On the wall upfront, radar operators interpret data and chalk the flight paths of the attackers and the defenders on a glass curtain. The attackers are flying over the Himalayas in Arunachal Pradesh. In the drill, the controllers guide the interceptors — MiG-21 defenders from the air force — into an advantageous firing position. The interceptors fire, “kill” two while the two others turn tail and flee.
For all the wargaming that is part of the routine for the air force in the eastern sector, this could well be the beginning of a thaw in Sino-Indian relations. The air force group captain who heads this radar station himself says that for the six months he has been in charge, there has been no hostile intrusion in the airspace in his large sector that spans territories over three nations.
At the air logistics centre in Jorhat, the Eastern Air Command’s largest base for its transport fleet of An-32 aircraft, air traffic controller Squadron Leader Daljeet says this is one of his busiest postings in years. Even as he is speaking, an An-32 is revving up for a sortie to an advanced landing ground in Vijaynagar in Arunachal Pradesh’s Tirap district.
Vijaynagar is India’s easternmost settlement. It is surrounded by Myanmar on three sides and not far from China’s Yunnan province. The An-32 has to make a bumpy shortfield landing on the runway. Half the runway is metalled. The other half is of pierced steel plates over which the An-32 bounces before braking to a halt.
The transporters carry food and rations for an Assam Rifles battalion that mans the border outposts. A break in the weather has allowed the aircraft in here after weeks.
Peace and tranquillity on the borders with China is allowing the IAF to carry out more and more “mercy missions” and the defence ministry wants to advertise the fact. Last month, defence minister George Fernandes was on a trip to China and has returned optimistic of being able to resolve border disputes with Beijing in the near future. Prime Minister Vajpayee is meeting the Chinese President today and is expected to visit Beijing in June.
As if to emphasise New Delhi’s willingness to press ahead with confidence-building measures, the ministry of defence released its annual report today, which indicates that its threat perception in the east may be lowered.
“India continues its endeavour to seek a long-term and stable relationship with China and is committed to the process of dialogue to resolve all outstanding differences,” the report notes.

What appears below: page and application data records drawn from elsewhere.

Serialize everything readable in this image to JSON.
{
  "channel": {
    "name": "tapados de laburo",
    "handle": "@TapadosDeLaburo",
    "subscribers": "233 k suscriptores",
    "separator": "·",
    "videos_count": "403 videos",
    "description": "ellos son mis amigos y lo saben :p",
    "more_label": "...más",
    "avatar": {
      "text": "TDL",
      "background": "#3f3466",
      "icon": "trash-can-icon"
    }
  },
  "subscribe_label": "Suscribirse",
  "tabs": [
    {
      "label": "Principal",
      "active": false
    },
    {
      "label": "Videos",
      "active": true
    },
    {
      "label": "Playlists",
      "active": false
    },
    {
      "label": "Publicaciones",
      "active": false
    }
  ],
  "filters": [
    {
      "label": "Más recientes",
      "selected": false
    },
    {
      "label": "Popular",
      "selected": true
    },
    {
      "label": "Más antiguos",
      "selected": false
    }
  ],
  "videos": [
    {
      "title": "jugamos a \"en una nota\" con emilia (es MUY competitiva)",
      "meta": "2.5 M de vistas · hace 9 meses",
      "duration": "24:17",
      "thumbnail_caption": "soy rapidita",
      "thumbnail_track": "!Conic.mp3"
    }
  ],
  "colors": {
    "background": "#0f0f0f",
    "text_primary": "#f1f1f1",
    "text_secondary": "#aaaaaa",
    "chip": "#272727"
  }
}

India and China have progressed to exchanging maps on parts of the Line of Actual Control. The report says that “of late, India has commenced some cooperation with armed forces of China”.